Winter weather words
By Sophie Shields
Snow squalls, snow blizzard, snowstorm – same thing, right? That’s what I thought until a recent weather alert for “snow squalls” led me down a research rabbit hole of wintery vocabulary. And in a chilly climate like Ottawa, a word refresher might be exactly what the doctor ordered.
On any December morning, you might turn on your radio to hear CBC announce a “ground blizzard” (loose snow being blown around by strong winds) or a “snow shower,” during which snow falls for a short period. You might also be warned of a “snow squall,” a sudden intense but limited-duration snowfall, or a “blizzard,” a snowfall with winds at least 40 km/h lasting a minimum of four hours, either of which could easily lead to a “whiteout.” Then, you might look outside to spot a lawn covered with “graupels,” soft little snow pellets with the consistency of ice cream, and trees covered with “rime ice,” tiny spikes of ice created from frozen fog. Perhaps you might even spot feathery “hoar frost,” hoar being an Old English word referring to ice which looks like white hair. Or on an especially lucky day, you may even observe an “icebow” – a rainbow made of ice crystals!
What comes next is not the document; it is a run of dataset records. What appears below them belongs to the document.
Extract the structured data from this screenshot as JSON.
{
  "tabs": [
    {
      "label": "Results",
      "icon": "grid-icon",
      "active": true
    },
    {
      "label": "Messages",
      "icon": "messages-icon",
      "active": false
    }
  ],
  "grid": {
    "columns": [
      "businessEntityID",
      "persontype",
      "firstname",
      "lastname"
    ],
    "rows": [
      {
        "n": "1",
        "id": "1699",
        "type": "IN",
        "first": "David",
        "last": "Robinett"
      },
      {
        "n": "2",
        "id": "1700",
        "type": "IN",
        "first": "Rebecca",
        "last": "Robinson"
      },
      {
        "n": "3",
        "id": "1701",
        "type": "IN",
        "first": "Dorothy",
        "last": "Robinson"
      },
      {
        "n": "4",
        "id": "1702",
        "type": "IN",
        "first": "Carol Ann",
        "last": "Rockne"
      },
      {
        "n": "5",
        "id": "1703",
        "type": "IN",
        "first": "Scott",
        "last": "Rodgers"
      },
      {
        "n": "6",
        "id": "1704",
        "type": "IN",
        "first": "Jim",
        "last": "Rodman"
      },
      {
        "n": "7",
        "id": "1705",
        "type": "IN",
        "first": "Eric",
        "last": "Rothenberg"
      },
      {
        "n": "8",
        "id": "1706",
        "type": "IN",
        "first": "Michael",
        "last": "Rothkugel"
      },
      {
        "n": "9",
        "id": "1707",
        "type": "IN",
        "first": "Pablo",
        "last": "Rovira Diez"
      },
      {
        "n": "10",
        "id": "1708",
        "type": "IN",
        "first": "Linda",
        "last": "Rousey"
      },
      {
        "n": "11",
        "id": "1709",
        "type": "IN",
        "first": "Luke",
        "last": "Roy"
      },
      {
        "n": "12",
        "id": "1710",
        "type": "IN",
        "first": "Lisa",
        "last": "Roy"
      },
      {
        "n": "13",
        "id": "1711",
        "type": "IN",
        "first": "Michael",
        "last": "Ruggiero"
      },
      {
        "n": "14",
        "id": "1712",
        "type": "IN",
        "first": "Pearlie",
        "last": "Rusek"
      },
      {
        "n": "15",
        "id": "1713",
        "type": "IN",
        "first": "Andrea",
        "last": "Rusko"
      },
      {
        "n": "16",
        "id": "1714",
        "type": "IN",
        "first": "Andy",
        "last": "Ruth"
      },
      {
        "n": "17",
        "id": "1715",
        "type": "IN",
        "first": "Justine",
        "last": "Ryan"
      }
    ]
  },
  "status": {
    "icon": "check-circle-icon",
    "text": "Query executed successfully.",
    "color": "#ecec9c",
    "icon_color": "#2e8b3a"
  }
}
But perhaps English will prove insufficient to fully capture the world outside your window. Today’s forecast might instead be perfectly described through Indigenous terms like piegnartoq (Inuktut), snow good for driving sleds, or mamaangadepon (Ojibwe), snow falling in large flakes. Or maybe a match will be found in borrowed words like gluggaveður (Icelandic), “window-weather” for exceptionally chilly days, or kramsnö (Swedish), snow perfect for making snowballs.
So, next time there is gluggaveður, try your hand at being an amateur meteorologist – what’s that outside your window? Hoar frost, kramsnö, rime ice? Take a gander and don’t think (tw)ice about it!
Sophie Shields is a Carleton student studying global literature and a proud Franco-Ukrainian. She is the social media coordinator for the Glebe Report.